> _YOUR INSTRUCTIONS_
Every record below needs to be set down exactly. Pictures do not belong in the copy.
*** PROVIDED RECORDS Section Begins ***
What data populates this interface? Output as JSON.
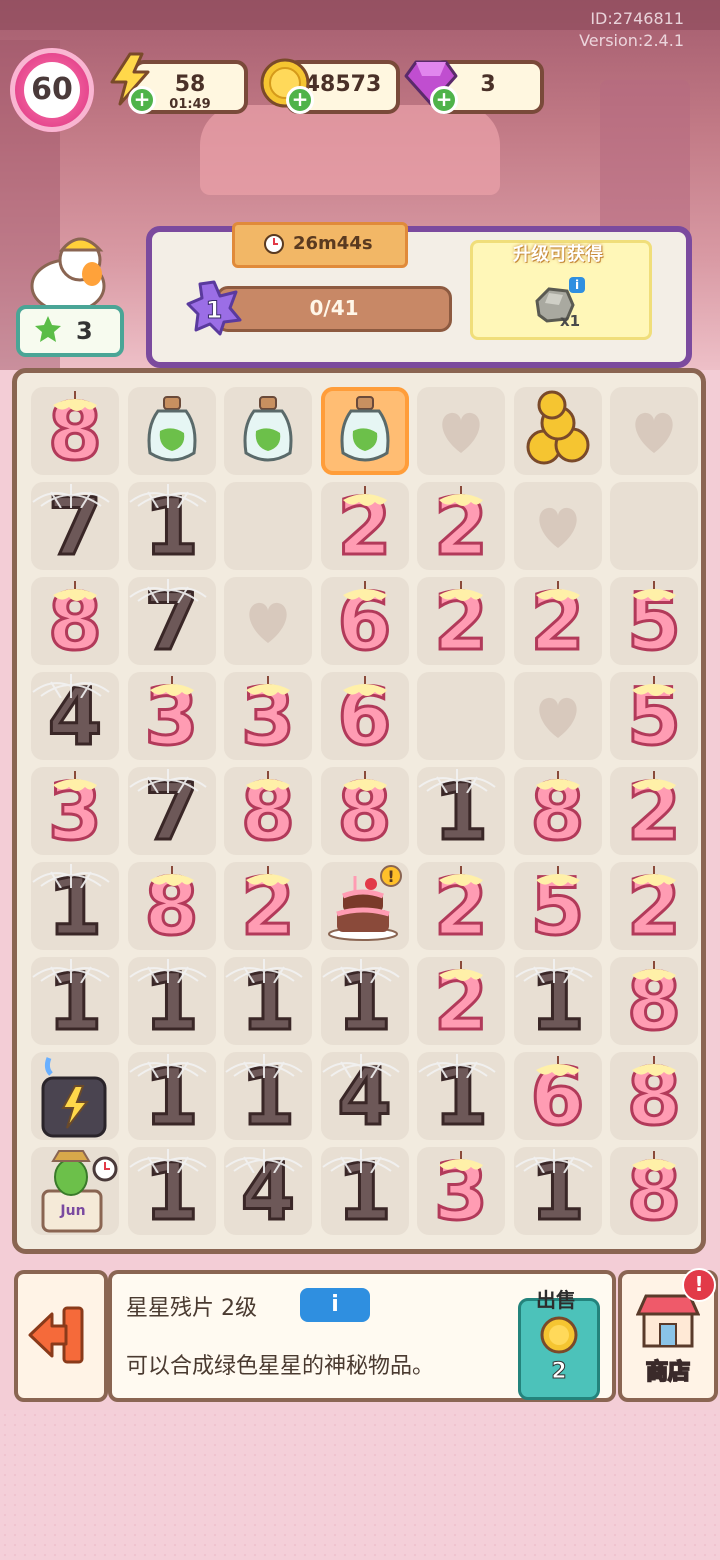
{
  "meta": {
    "id_text": "ID:2746811",
    "version_text": "Version:2.4.1"
  },
  "hud": {
    "level": "60",
    "energy": {
      "value": "58",
      "timer": "01:49"
    },
    "coins": {
      "value": "48573"
    },
    "gems": {
      "value": "3"
    }
  },
  "duck": {
    "count": "3"
  },
  "task": {
    "timer": "26m44s",
    "star_level": "1",
    "progress_text": "0/41",
    "reward_title": "升级可获得",
    "reward_qty": "x1",
    "reward_item": "rock-icon"
  },
  "board": {
    "rows": [
      [
        "p8",
        "bottle-blob",
        "bottle-bulb",
        "bottle-tall-selected",
        "heart",
        "coins",
        "heart"
      ],
      [
        "w7",
        "w1",
        "empty",
        "p2",
        "p2",
        "heart",
        "empty"
      ],
      [
        "p8",
        "w7",
        "heart",
        "p6",
        "p2",
        "p2",
        "p5"
      ],
      [
        "w4",
        "p3",
        "p3",
        "p6",
        "empty",
        "heart",
        "p5"
      ],
      [
        "p3",
        "w7",
        "p8",
        "p8",
        "w1",
        "p8",
        "p2"
      ],
      [
        "w1",
        "p8",
        "p2",
        "cake",
        "p2",
        "p5",
        "p2"
      ],
      [
        "w1",
        "w1",
        "w1",
        "w1",
        "p2",
        "w1",
        "p8"
      ],
      [
        "generator-bolt",
        "w1",
        "w1",
        "w4",
        "w1",
        "p6",
        "p8"
      ],
      [
        "cactus-pot",
        "w1",
        "w4",
        "w1",
        "p3",
        "w1",
        "p8"
      ]
    ],
    "cactus_label": "Jun"
  },
  "bottom": {
    "item_name": "星星残片 2级",
    "info_btn": "i",
    "item_desc": "可以合成绿色星星的神秘物品。",
    "sell_label": "出售",
    "sell_value": "2",
    "shop_label": "商店",
    "shop_alert": "!"
  },
  "colors": {
    "board_border": "#8a6552",
    "panel_purple": "#7b4a9e",
    "teal": "#4cc2ba",
    "candle_pink": "#ff9cb3"
  }
}
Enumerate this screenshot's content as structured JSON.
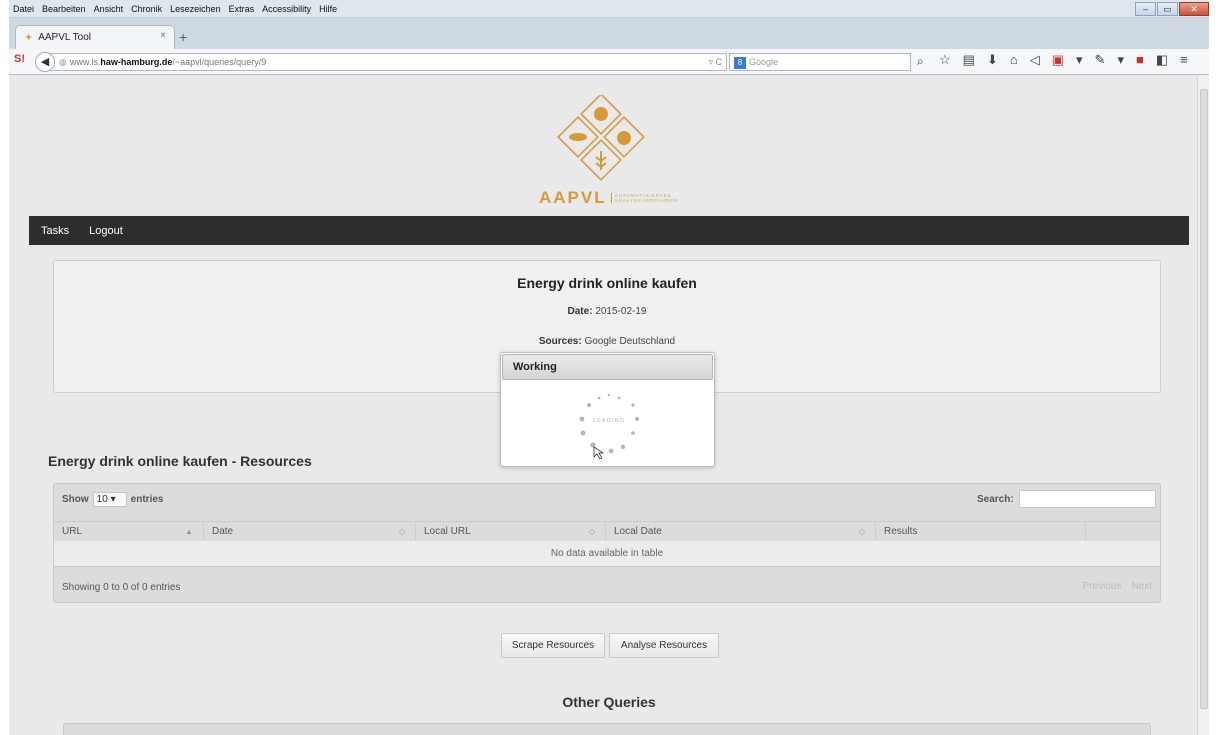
{
  "menubar": {
    "items": [
      "Datei",
      "Bearbeiten",
      "Ansicht",
      "Chronik",
      "Lesezeichen",
      "Extras",
      "Accessibility",
      "Hilfe"
    ]
  },
  "tab": {
    "title": "AAPVL Tool",
    "close": "×",
    "new": "+"
  },
  "nav": {
    "url_prefix": "www.ls.",
    "url_host": "haw-hamburg.de",
    "url_path": "/~aapvl/queries/query/9",
    "url_tools": "▿ C",
    "search_placeholder": "Google",
    "search_engine": "8"
  },
  "logo": {
    "word": "AAPVL",
    "sub": "AUTOMATISIERTES ANALYSEVERFAHREN",
    "color": "#d69a3b"
  },
  "topnav": {
    "tasks": "Tasks",
    "logout": "Logout"
  },
  "query": {
    "title": "Energy drink online kaufen",
    "date_label": "Date:",
    "date_value": "2015-02-19",
    "sources_label": "Sources:",
    "sources_value": "Google Deutschland"
  },
  "working": {
    "title": "Working",
    "loading": "LOADING"
  },
  "resources": {
    "title": "Energy drink online kaufen - Resources",
    "show": "Show",
    "entries_value": "10",
    "entries": "entries",
    "search_label": "Search:",
    "columns": [
      "URL",
      "Date",
      "Local URL",
      "Local Date",
      "Results"
    ],
    "empty": "No data available in table",
    "info": "Showing 0 to 0 of 0 entries",
    "previous": "Previous",
    "next": "Next"
  },
  "buttons": {
    "scrape": "Scrape Resources",
    "analyse": "Analyse Resources"
  },
  "other": {
    "title": "Other Queries"
  }
}
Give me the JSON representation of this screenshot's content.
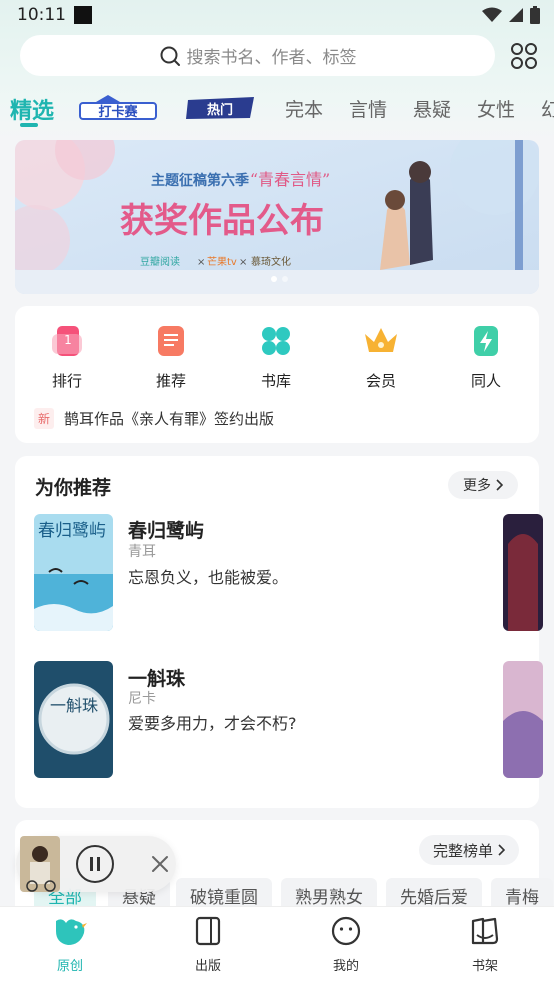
{
  "status_bar": {
    "time": "10:11"
  },
  "search": {
    "placeholder": "搜索书名、作者、标签"
  },
  "tabs": [
    {
      "label": "精选",
      "active": true
    },
    {
      "label": "打卡赛",
      "logo": true
    },
    {
      "label": "热门",
      "logo": true
    },
    {
      "label": "完本"
    },
    {
      "label": "言情"
    },
    {
      "label": "悬疑"
    },
    {
      "label": "女性"
    },
    {
      "label": "幻"
    }
  ],
  "banner": {
    "subtitle": "主题征稿第六季",
    "theme": "“青春言情”",
    "title": "获奖作品公布",
    "partners": [
      "豆瓣阅读",
      "芒果tv",
      "慕琦文化"
    ],
    "dots": 2
  },
  "entries": [
    {
      "label": "排行",
      "icon": "ranking-icon",
      "color": "#f5527a"
    },
    {
      "label": "推荐",
      "icon": "recommend-icon",
      "color": "#f77a63"
    },
    {
      "label": "书库",
      "icon": "library-icon",
      "color": "#2ec9c0"
    },
    {
      "label": "会员",
      "icon": "crown-icon",
      "color": "#f7b233"
    },
    {
      "label": "同人",
      "icon": "lightning-icon",
      "color": "#3fcfa8"
    }
  ],
  "news": {
    "badge": "新",
    "text": "鹊耳作品《亲人有罪》签约出版"
  },
  "recommend": {
    "title": "为你推荐",
    "more": "更多",
    "books": [
      {
        "title": "春归鹭屿",
        "author": "青耳",
        "desc": "忘恩负义，也能被爱。",
        "cover_text": "春归鹭屿"
      },
      {
        "title": "一斛珠",
        "author": "尼卡",
        "desc": "爱要多用力，才会不朽?",
        "cover_text": "一斛珠"
      }
    ]
  },
  "ranking": {
    "full_button": "完整榜单",
    "chips": [
      "全部",
      "悬疑",
      "破镜重圆",
      "熟男熟女",
      "先婚后爱",
      "青梅"
    ]
  },
  "bottom_nav": [
    {
      "label": "原创",
      "icon": "bird-icon",
      "active": true
    },
    {
      "label": "出版",
      "icon": "book-icon"
    },
    {
      "label": "我的",
      "icon": "profile-icon"
    },
    {
      "label": "书架",
      "icon": "bookshelf-icon"
    }
  ],
  "colors": {
    "accent": "#1fb5b0"
  }
}
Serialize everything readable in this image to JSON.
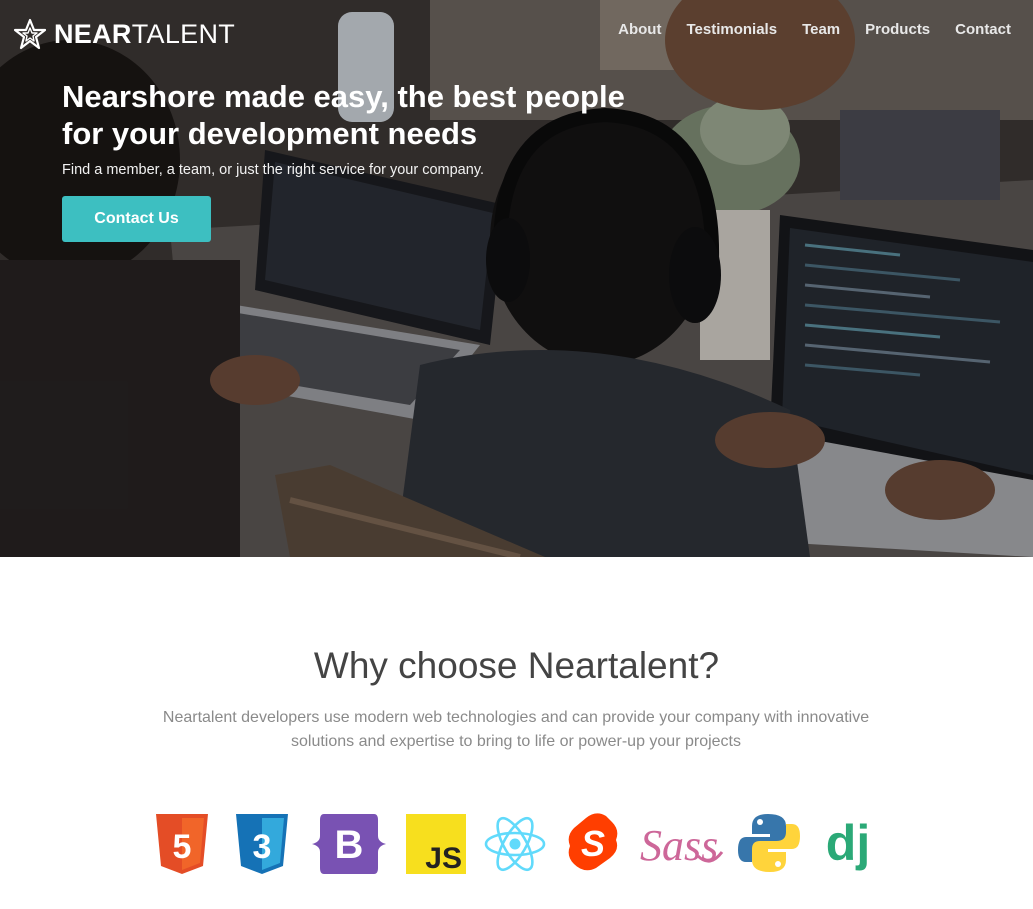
{
  "brand": {
    "name_bold": "NEAR",
    "name_light": "TALENT"
  },
  "nav": {
    "items": [
      "About",
      "Testimonials",
      "Team",
      "Products",
      "Contact"
    ]
  },
  "hero": {
    "title_line1": "Nearshore made easy, the best people",
    "title_line2": "for your development needs",
    "subtitle": "Find a member, a team, or just the right service for your company.",
    "cta_label": "Contact Us"
  },
  "why": {
    "title": "Why choose Neartalent?",
    "desc_line1": "Neartalent developers use modern web technologies and can provide your company with innovative",
    "desc_line2": "solutions and expertise to bring to life or power-up your projects"
  },
  "tech": {
    "html5": "5",
    "css3": "3",
    "bootstrap": "B",
    "js": "JS",
    "svelte": "S",
    "sass": "Sass",
    "django": "dj"
  },
  "colors": {
    "accent": "#3dbfc1",
    "html5": "#e44d26",
    "css3": "#1572b6",
    "bootstrap": "#7952b3",
    "js": "#f7df1e",
    "react": "#61dafb",
    "svelte": "#ff3e00",
    "sass": "#cd6799",
    "python_blue": "#3776ab",
    "python_yellow": "#ffd43b",
    "django": "#2ba977"
  }
}
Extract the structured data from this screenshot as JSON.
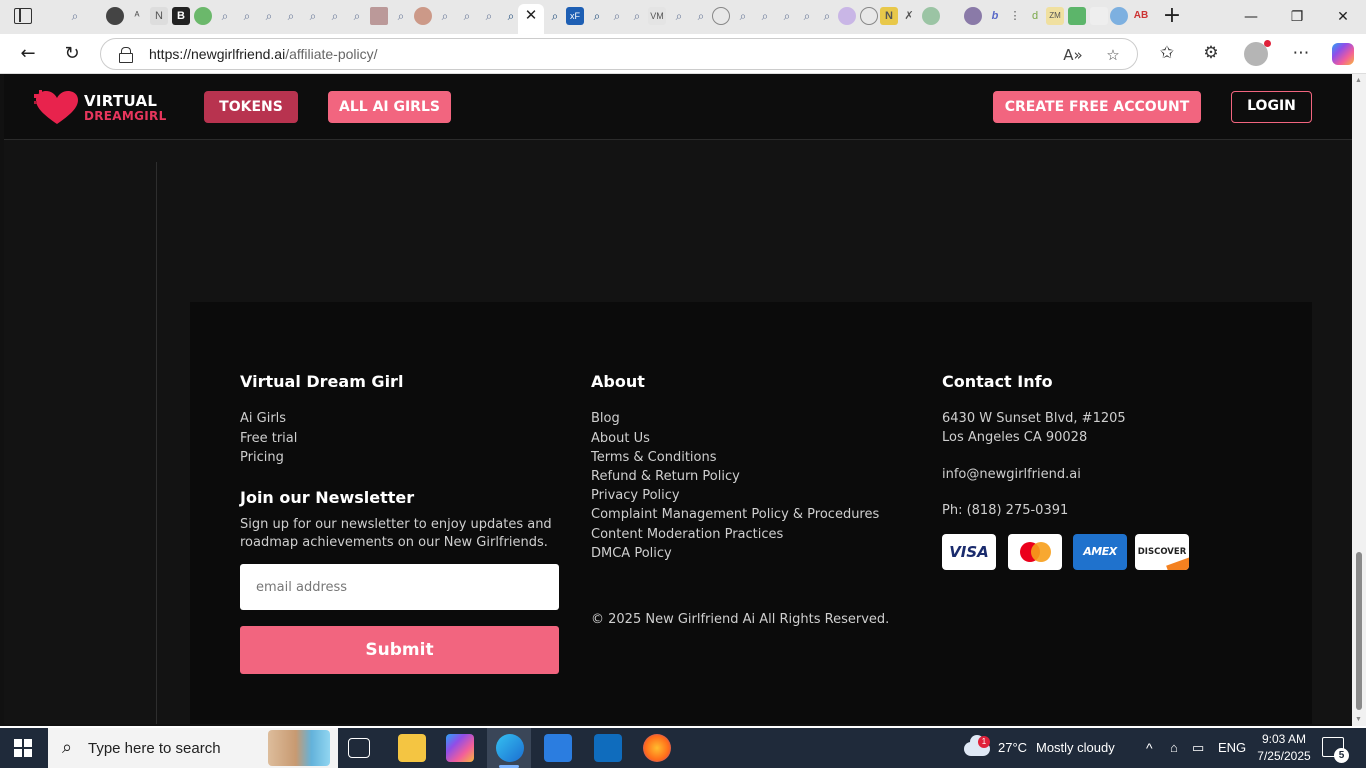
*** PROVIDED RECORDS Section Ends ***
> _TASK RESULT_
What data populates this interface? Output as JSON.
{
  "meta": {
    "id_text": "ID:2746811",
    "version_text": "Version:2.4.1"
  },
  "hud": {
    "level": "60",
    "energy": {
      "value": "58",
      "timer": "01:49"
    },
    "coins": {
      "value": "48573"
    },
    "gems": {
      "value": "3"
    }
  },
  "duck": {
    "count": "3"
  },
  "task": {
    "timer": "26m44s",
    "star_level": "1",
    "progress_text": "0/41",
    "reward_title": "升级可获得",
    "reward_qty": "x1",
    "reward_item": "rock-icon"
  },
  "board": {
    "rows": [
      [
        "p8",
        "bottle-blob",
        "bottle-bulb",
        "bottle-tall-selected",
        "heart",
        "coins",
        "heart"
      ],
      [
        "w7",
        "w1",
        "empty",
        "p2",
        "p2",
        "heart",
        "empty"
      ],
      [
        "p8",
        "w7",
        "heart",
        "p6",
        "p2",
        "p2",
        "p5"
      ],
      [
        "w4",
        "p3",
        "p3",
        "p6",
        "empty",
        "heart",
        "p5"
      ],
      [
        "p3",
        "w7",
        "p8",
        "p8",
        "w1",
        "p8",
        "p2"
      ],
      [
        "w1",
        "p8",
        "p2",
        "cake",
        "p2",
        "p5",
        "p2"
      ],
      [
        "w1",
        "w1",
        "w1",
        "w1",
        "p2",
        "w1",
        "p8"
      ],
      [
        "generator-bolt",
        "w1",
        "w1",
        "w4",
        "w1",
        "p6",
        "p8"
      ],
      [
        "cactus-pot",
        "w1",
        "w4",
        "w1",
        "p3",
        "w1",
        "p8"
      ]
    ],
    "cactus_label": "Jun"
  },
  "bottom": {
    "item_name": "星星残片 2级",
    "info_btn": "i",
    "item_desc": "可以合成绿色星星的神秘物品。",
    "sell_label": "出售",
    "sell_value": "2",
    "shop_label": "商店",
    "shop_alert": "!"
  },
  "colors": {
    "board_border": "#8a6552",
    "panel_purple": "#7b4a9e",
    "teal": "#4cc2ba",
    "candle_pink": "#ff9cb3"
  }
}
Enumerate this screenshot's content as structured JSON.
{
  "menubar": {
    "items": [
      "Datei",
      "Bearbeiten",
      "Ansicht",
      "Chronik",
      "Lesezeichen",
      "Extras",
      "Accessibility",
      "Hilfe"
    ]
  },
  "tab": {
    "title": "AAPVL Tool",
    "close": "×",
    "new": "+"
  },
  "nav": {
    "url_prefix": "www.ls.",
    "url_host": "haw-hamburg.de",
    "url_path": "/~aapvl/queries/query/9",
    "url_tools": "▿ C",
    "search_placeholder": "Google",
    "search_engine": "8"
  },
  "logo": {
    "word": "AAPVL",
    "sub": "AUTOMATISIERTES ANALYSEVERFAHREN",
    "color": "#d69a3b"
  },
  "topnav": {
    "tasks": "Tasks",
    "logout": "Logout"
  },
  "query": {
    "title": "Energy drink online kaufen",
    "date_label": "Date:",
    "date_value": "2015-02-19",
    "sources_label": "Sources:",
    "sources_value": "Google Deutschland"
  },
  "working": {
    "title": "Working",
    "loading": "LOADING"
  },
  "resources": {
    "title": "Energy drink online kaufen - Resources",
    "show": "Show",
    "entries_value": "10",
    "entries": "entries",
    "search_label": "Search:",
    "columns": [
      "URL",
      "Date",
      "Local URL",
      "Local Date",
      "Results"
    ],
    "empty": "No data available in table",
    "info": "Showing 0 to 0 of 0 entries",
    "previous": "Previous",
    "next": "Next"
  },
  "buttons": {
    "scrape": "Scrape Resources",
    "analyse": "Analyse Resources"
  },
  "other": {
    "title": "Other Queries"
  }
}
Give me the JSON representation of this screenshot's content.
{
  "status_bar": {
    "time": "10:11"
  },
  "search": {
    "placeholder": "搜索书名、作者、标签"
  },
  "tabs": [
    {
      "label": "精选",
      "active": true
    },
    {
      "label": "打卡赛",
      "logo": true
    },
    {
      "label": "热门",
      "logo": true
    },
    {
      "label": "完本"
    },
    {
      "label": "言情"
    },
    {
      "label": "悬疑"
    },
    {
      "label": "女性"
    },
    {
      "label": "幻"
    }
  ],
  "banner": {
    "subtitle": "主题征稿第六季",
    "theme": "“青春言情”",
    "title": "获奖作品公布",
    "partners": [
      "豆瓣阅读",
      "芒果tv",
      "慕琦文化"
    ],
    "dots": 2
  },
  "entries": [
    {
      "label": "排行",
      "icon": "ranking-icon",
      "color": "#f5527a"
    },
    {
      "label": "推荐",
      "icon": "recommend-icon",
      "color": "#f77a63"
    },
    {
      "label": "书库",
      "icon": "library-icon",
      "color": "#2ec9c0"
    },
    {
      "label": "会员",
      "icon": "crown-icon",
      "color": "#f7b233"
    },
    {
      "label": "同人",
      "icon": "lightning-icon",
      "color": "#3fcfa8"
    }
  ],
  "news": {
    "badge": "新",
    "text": "鹊耳作品《亲人有罪》签约出版"
  },
  "recommend": {
    "title": "为你推荐",
    "more": "更多",
    "books": [
      {
        "title": "春归鹭屿",
        "author": "青耳",
        "desc": "忘恩负义，也能被爱。",
        "cover_text": "春归鹭屿"
      },
      {
        "title": "一斛珠",
        "author": "尼卡",
        "desc": "爱要多用力，才会不朽?",
        "cover_text": "一斛珠"
      }
    ]
  },
  "ranking": {
    "full_button": "完整榜单",
    "chips": [
      "全部",
      "悬疑",
      "破镜重圆",
      "熟男熟女",
      "先婚后爱",
      "青梅"
    ]
  },
  "bottom_nav": [
    {
      "label": "原创",
      "icon": "bird-icon",
      "active": true
    },
    {
      "label": "出版",
      "icon": "book-icon"
    },
    {
      "label": "我的",
      "icon": "profile-icon"
    },
    {
      "label": "书架",
      "icon": "bookshelf-icon"
    }
  ],
  "colors": {
    "accent": "#1fb5b0"
  }
}
Serialize everything readable in this image to JSON.
{
  "brand": {
    "name_bold": "NEAR",
    "name_light": "TALENT"
  },
  "nav": {
    "items": [
      "About",
      "Testimonials",
      "Team",
      "Products",
      "Contact"
    ]
  },
  "hero": {
    "title_line1": "Nearshore made easy, the best people",
    "title_line2": "for your development needs",
    "subtitle": "Find a member, a team, or just the right service for your company.",
    "cta_label": "Contact Us"
  },
  "why": {
    "title": "Why choose Neartalent?",
    "desc_line1": "Neartalent developers use modern web technologies and can provide your company with innovative",
    "desc_line2": "solutions and expertise to bring to life or power-up your projects"
  },
  "tech": {
    "html5": "5",
    "css3": "3",
    "bootstrap": "B",
    "js": "JS",
    "svelte": "S",
    "sass": "Sass",
    "django": "dj"
  },
  "colors": {
    "accent": "#3dbfc1",
    "html5": "#e44d26",
    "css3": "#1572b6",
    "bootstrap": "#7952b3",
    "js": "#f7df1e",
    "react": "#61dafb",
    "svelte": "#ff3e00",
    "sass": "#cd6799",
    "python_blue": "#3776ab",
    "python_yellow": "#ffd43b",
    "django": "#2ba977"
  }
}
Extract the structured data from this screenshot as JSON.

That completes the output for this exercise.